-------- Data for analysis

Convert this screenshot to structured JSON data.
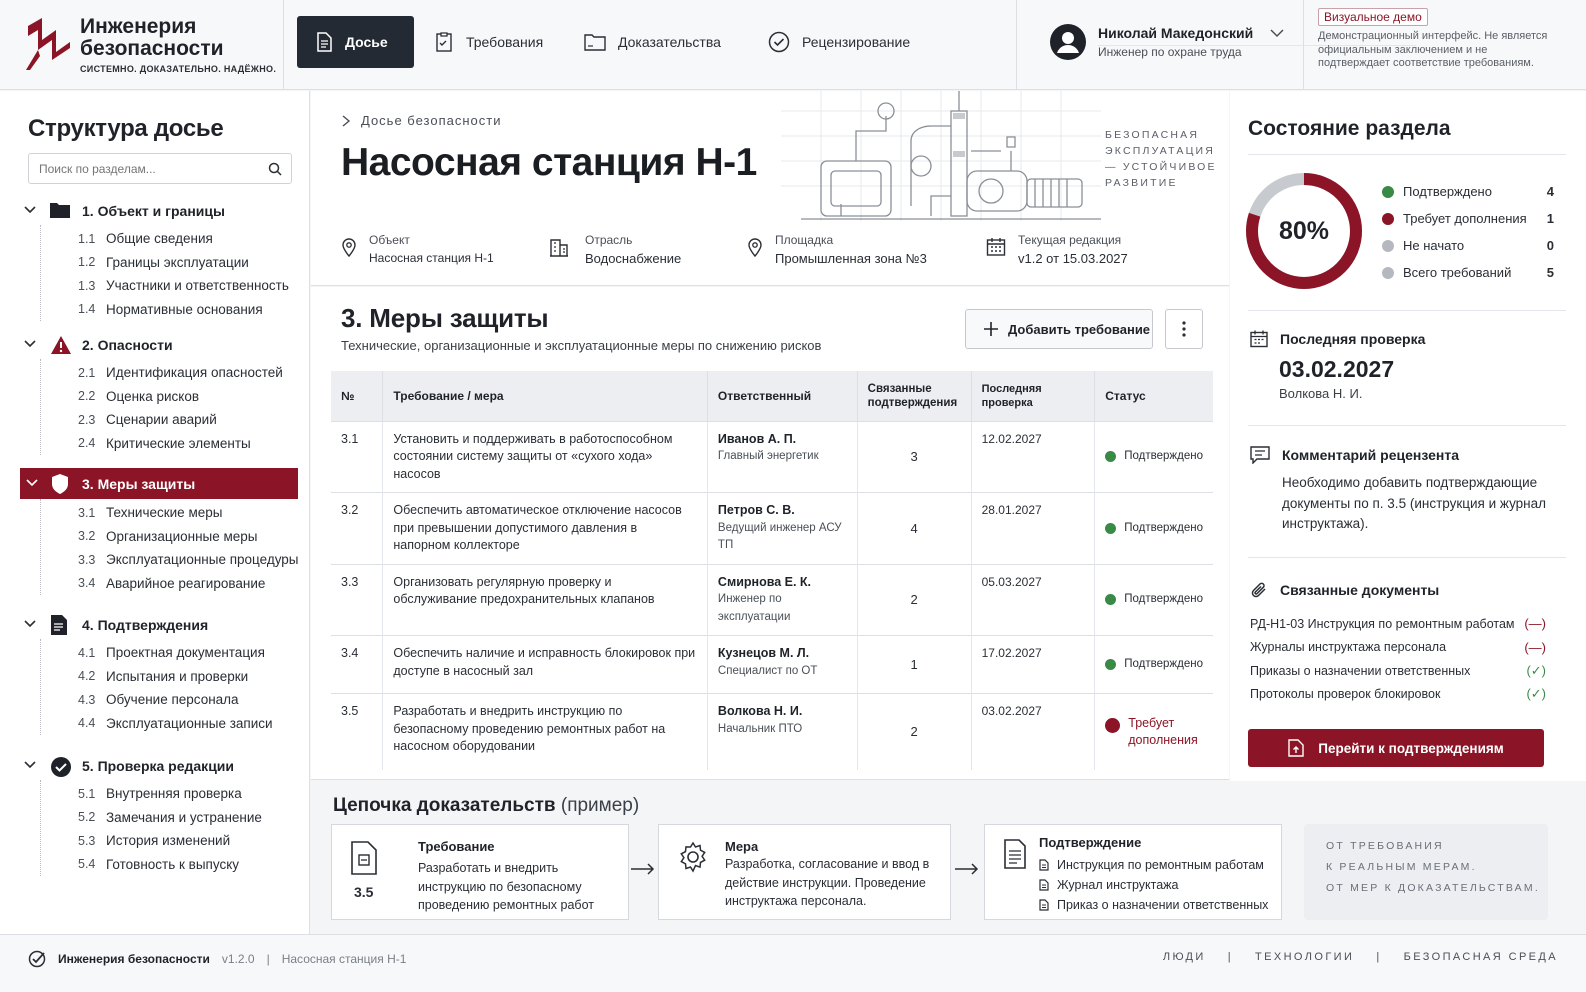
{
  "header": {
    "logo": {
      "line1": "Инженерия",
      "line2": "безопасности",
      "tagline": "СИСТЕМНО. ДОКАЗАТЕЛЬНО. НАДЁЖНО."
    },
    "tabs": [
      {
        "label": "Досье",
        "icon": "document-icon",
        "active": true
      },
      {
        "label": "Требования",
        "icon": "checklist-icon",
        "active": false
      },
      {
        "label": "Доказательства",
        "icon": "folder-icon",
        "active": false
      },
      {
        "label": "Рецензирование",
        "icon": "check-circle-icon",
        "active": false
      }
    ],
    "user": {
      "name": "Николай Македонский",
      "role": "Инженер по охране труда"
    },
    "demo": {
      "badge": "Визуальное демо",
      "text": "Демонстрационный интерфейс. Не является официальным заключением и не подтверждает соответствие требованиям."
    }
  },
  "sidebar": {
    "title": "Структура досье",
    "search_placeholder": "Поиск по разделам...",
    "sections": [
      {
        "label": "1. Объект и границы",
        "icon": "folder-icon",
        "items": [
          {
            "n": "1.1",
            "label": "Общие сведения"
          },
          {
            "n": "1.2",
            "label": "Границы эксплуатации"
          },
          {
            "n": "1.3",
            "label": "Участники и ответственность"
          },
          {
            "n": "1.4",
            "label": "Нормативные основания"
          }
        ]
      },
      {
        "label": "2. Опасности",
        "icon": "warning-icon",
        "items": [
          {
            "n": "2.1",
            "label": "Идентификация опасностей"
          },
          {
            "n": "2.2",
            "label": "Оценка рисков"
          },
          {
            "n": "2.3",
            "label": "Сценарии аварий"
          },
          {
            "n": "2.4",
            "label": "Критические элементы"
          }
        ]
      },
      {
        "label": "3. Меры защиты",
        "icon": "shield-icon",
        "active": true,
        "items": [
          {
            "n": "3.1",
            "label": "Технические меры"
          },
          {
            "n": "3.2",
            "label": "Организационные меры"
          },
          {
            "n": "3.3",
            "label": "Эксплуатационные процедуры"
          },
          {
            "n": "3.4",
            "label": "Аварийное реагирование"
          }
        ]
      },
      {
        "label": "4. Подтверждения",
        "icon": "document-icon",
        "items": [
          {
            "n": "4.1",
            "label": "Проектная документация"
          },
          {
            "n": "4.2",
            "label": "Испытания и проверки"
          },
          {
            "n": "4.3",
            "label": "Обучение персонала"
          },
          {
            "n": "4.4",
            "label": "Эксплуатационные записи"
          }
        ]
      },
      {
        "label": "5. Проверка редакции",
        "icon": "check-badge-icon",
        "items": [
          {
            "n": "5.1",
            "label": "Внутренняя проверка"
          },
          {
            "n": "5.2",
            "label": "Замечания и устранение"
          },
          {
            "n": "5.3",
            "label": "История изменений"
          },
          {
            "n": "5.4",
            "label": "Готовность к выпуску"
          }
        ]
      }
    ]
  },
  "hero": {
    "breadcrumb": "Досье безопасности",
    "title": "Насосная станция Н-1",
    "slogan": "БЕЗОПАСНАЯ ЭКСПЛУАТАЦИЯ — УСТОЙЧИВОЕ РАЗВИТИЕ",
    "meta": [
      {
        "key": "Объект",
        "value": "Насосная станция Н-1",
        "icon": "location-pin-icon"
      },
      {
        "key": "Отрасль",
        "value": "Водоснабжение",
        "icon": "building-icon"
      },
      {
        "key": "Площадка",
        "value": "Промышленная зона №3",
        "icon": "location-pin-icon"
      },
      {
        "key": "Текущая редакция",
        "value": "v1.2 от 15.03.2027",
        "icon": "calendar-icon"
      }
    ]
  },
  "measures": {
    "title": "3. Меры защиты",
    "subtitle": "Технические, организационные и эксплуатационные меры по снижению рисков",
    "add_button": "Добавить требование",
    "columns": [
      "№",
      "Требование / мера",
      "Ответственный",
      "Связанные подтверждения",
      "Последняя проверка",
      "Статус"
    ],
    "rows": [
      {
        "n": "3.1",
        "req": "Установить и поддерживать в работоспособном состоянии систему защиты от «сухого хода» насосов",
        "person": "Иванов А. П.",
        "role": "Главный энергетик",
        "links": "3",
        "date": "12.02.2027",
        "status": "Подтверждено",
        "ok": true
      },
      {
        "n": "3.2",
        "req": "Обеспечить автоматическое отключение насосов при превышении допустимого давления в напорном коллекторе",
        "person": "Петров С. В.",
        "role": "Ведущий инженер АСУ ТП",
        "links": "4",
        "date": "28.01.2027",
        "status": "Подтверждено",
        "ok": true
      },
      {
        "n": "3.3",
        "req": "Организовать регулярную проверку и обслуживание предохранительных клапанов",
        "person": "Смирнова Е. К.",
        "role": "Инженер по эксплуатации",
        "links": "2",
        "date": "05.03.2027",
        "status": "Подтверждено",
        "ok": true
      },
      {
        "n": "3.4",
        "req": "Обеспечить наличие и исправность блокировок при доступе в насосный зал",
        "person": "Кузнецов М. Л.",
        "role": "Специалист по ОТ",
        "links": "1",
        "date": "17.02.2027",
        "status": "Подтверждено",
        "ok": true
      },
      {
        "n": "3.5",
        "req": "Разработать и внедрить инструкцию по безопасному проведению ремонтных работ на насосном оборудовании",
        "person": "Волкова Н. И.",
        "role": "Начальник ПТО",
        "links": "2",
        "date": "03.02.2027",
        "status": "Требует дополнения",
        "ok": false
      }
    ]
  },
  "chain": {
    "title": "Цепочка доказательств",
    "title_suffix": "(пример)",
    "req": {
      "head": "Требование",
      "num": "3.5",
      "text": "Разработать и внедрить инструкцию по безопасному проведению ремонтных работ"
    },
    "measure": {
      "head": "Мера",
      "text": "Разработка, согласование и ввод в действие инструкции. Проведение инструктажа персонала."
    },
    "proof": {
      "head": "Подтверждение",
      "items": [
        "Инструкция по ремонтным работам",
        "Журнал инструктажа",
        "Приказ о назначении ответственных"
      ]
    },
    "note": [
      "ОТ ТРЕБОВАНИЯ",
      "К РЕАЛЬНЫМ МЕРАМ.",
      "ОТ МЕР К ДОКАЗАТЕЛЬСТВАМ."
    ]
  },
  "status": {
    "title": "Состояние раздела",
    "percent": "80%",
    "progress": 0.8,
    "legend": [
      {
        "label": "Подтверждено",
        "count": "4",
        "color": "#3a8a47"
      },
      {
        "label": "Требует дополнения",
        "count": "1",
        "color": "#8b1526"
      },
      {
        "label": "Не начато",
        "count": "0",
        "color": "#b5b9bf"
      },
      {
        "label": "Всего требований",
        "count": "5",
        "color": "#b5b9bf"
      }
    ],
    "last_check": {
      "title": "Последняя проверка",
      "date": "03.02.2027",
      "by": "Волкова Н. И."
    },
    "comment": {
      "title": "Комментарий рецензента",
      "text": "Необходимо добавить подтверждающие документы по п. 3.5 (инструкция и журнал инструктажа)."
    },
    "docs": {
      "title": "Связанные документы",
      "items": [
        {
          "label": "РД-Н1-03 Инструкция по ремонтным работам",
          "mark": "(—)",
          "ok": false
        },
        {
          "label": "Журналы инструктажа персонала",
          "mark": "(—)",
          "ok": false
        },
        {
          "label": "Приказы о назначении ответственных",
          "mark": "(✓)",
          "ok": true
        },
        {
          "label": "Протоколы проверок блокировок",
          "mark": "(✓)",
          "ok": true
        }
      ]
    },
    "go_button": "Перейти к подтверждениям"
  },
  "footer": {
    "brand": "Инженерия безопасности",
    "version": "v1.2.0",
    "object": "Насосная станция Н-1",
    "right": [
      "ЛЮДИ",
      "|",
      "ТЕХНОЛОГИИ",
      "|",
      "БЕЗОПАСНАЯ СРЕДА"
    ]
  },
  "colors": {
    "accent": "#8b1526",
    "dark": "#232a33",
    "success": "#3a8a47",
    "muted": "#b5b9bf"
  }
}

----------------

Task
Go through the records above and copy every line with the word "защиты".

Result below
        "label": "3. Меры защиты",
    "title": "3. Меры защиты",
        "req": "Установить и поддерживать в работоспособном состоянии систему защиты от «сухого хода» насосов",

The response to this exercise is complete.